But before we fade to black, let my cautionary tale help illustrate what Dr. Victor Montori and his Mayo Clinic-based team refer to as the patient’s “burden of treatment“. Their innovative work on Minimally Disruptive Medicine suggests a care model that acknowledges – as few other health care providers do – the relentless “burden” that so many patients live with every day, particularly if they have more than one chronic diagnosis.
Nothing says “burden of treatment” quite like non-stop daily reminders that what you’re now going through one damned day after another is merely dismissed as being your New Normal.

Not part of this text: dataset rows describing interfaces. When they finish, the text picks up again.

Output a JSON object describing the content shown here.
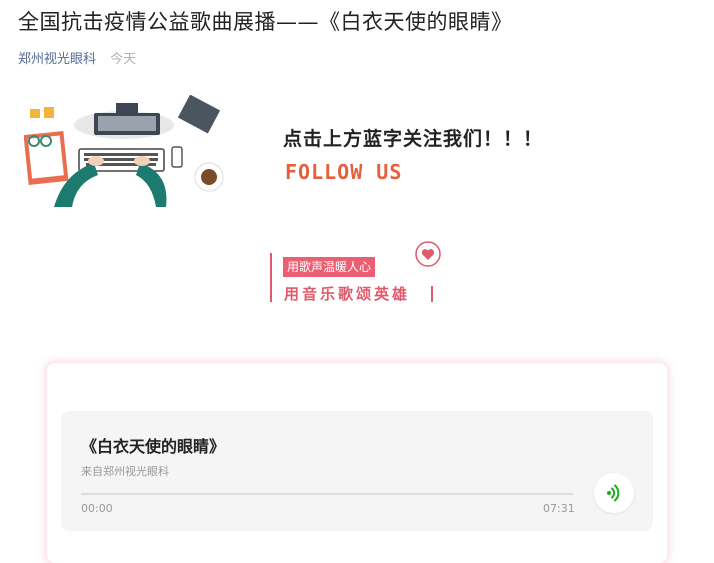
{
  "article": {
    "title": "全国抗击疫情公益歌曲展播——《白衣天使的眼睛》",
    "account": "郑州视光眼科",
    "date": "今天"
  },
  "banner": {
    "cta": "点击上方蓝字关注我们！！！",
    "follow": "FOLLOW US"
  },
  "slogan": {
    "tag": "用歌声温暖人心",
    "line": "用音乐歌颂英雄"
  },
  "player": {
    "song_title": "《白衣天使的眼睛》",
    "source": "来自郑州视光眼科",
    "time_current": "00:00",
    "time_total": "07:31",
    "progress": 0,
    "icon": "audio-wave-icon"
  },
  "colors": {
    "link": "#576b95",
    "follow": "#e5603c",
    "slogan": "#e05a6a",
    "play": "#1aad19"
  }
}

In between reminders, I also live with debilitating daily symptoms of coronary microvascular disease - chest pain, shortness of breath and bouts of crushing fatigue, interrupted only by my nitro spray, several rest periods, and moments of panic wondering if today is the day I’ll need to call 911 and go back to hospital.
Most days, I have learned to function pretty well. But take a few unexpected health challenges, no matter how minor they may seem to others, arriving at the same time and piled onto an already-full plate of carefully-balanced To Do list tasks, and you have an explosion of overwhelm that looms larger than the average healthy person could even imagine.
The combination of chronic illness and vigilant expectation of that c-c-c-compliance leaves very little wiggle room for even One More Thing to strike us down, never mind a painful joint or sleepless nights.
And as Mayo’s Dr. Victor Montori once explained, both the defiant patient who deliberately ignores doctor’s orders and the overwhelmed patient who simply lacks the capacity to keep coping with doctor’s orders are often viewed by physicians with the same kind of covert disapproval.
© 2014 Carolyn Thomas www.myheartsisters.org
This was picked up as a guest post by The Center for Advancing Health’s Prepared Patient Forum.
- The new country called Heart Disease
- “To just be a person, and not a patient anymore”
- ‘Healthy Privilege’ – when you just can’t imagine being sick
- “Everybody has plans ‘til they get punched in the mouth.”
- Living with the “burden of treatment”
- Why don’t patients take their meds as prescribed?
- Looking for meaning in a meaningless diagnosis
Q: Have you experienced seemingly minor health setbacks that seemed to throw your ability to function right out the window?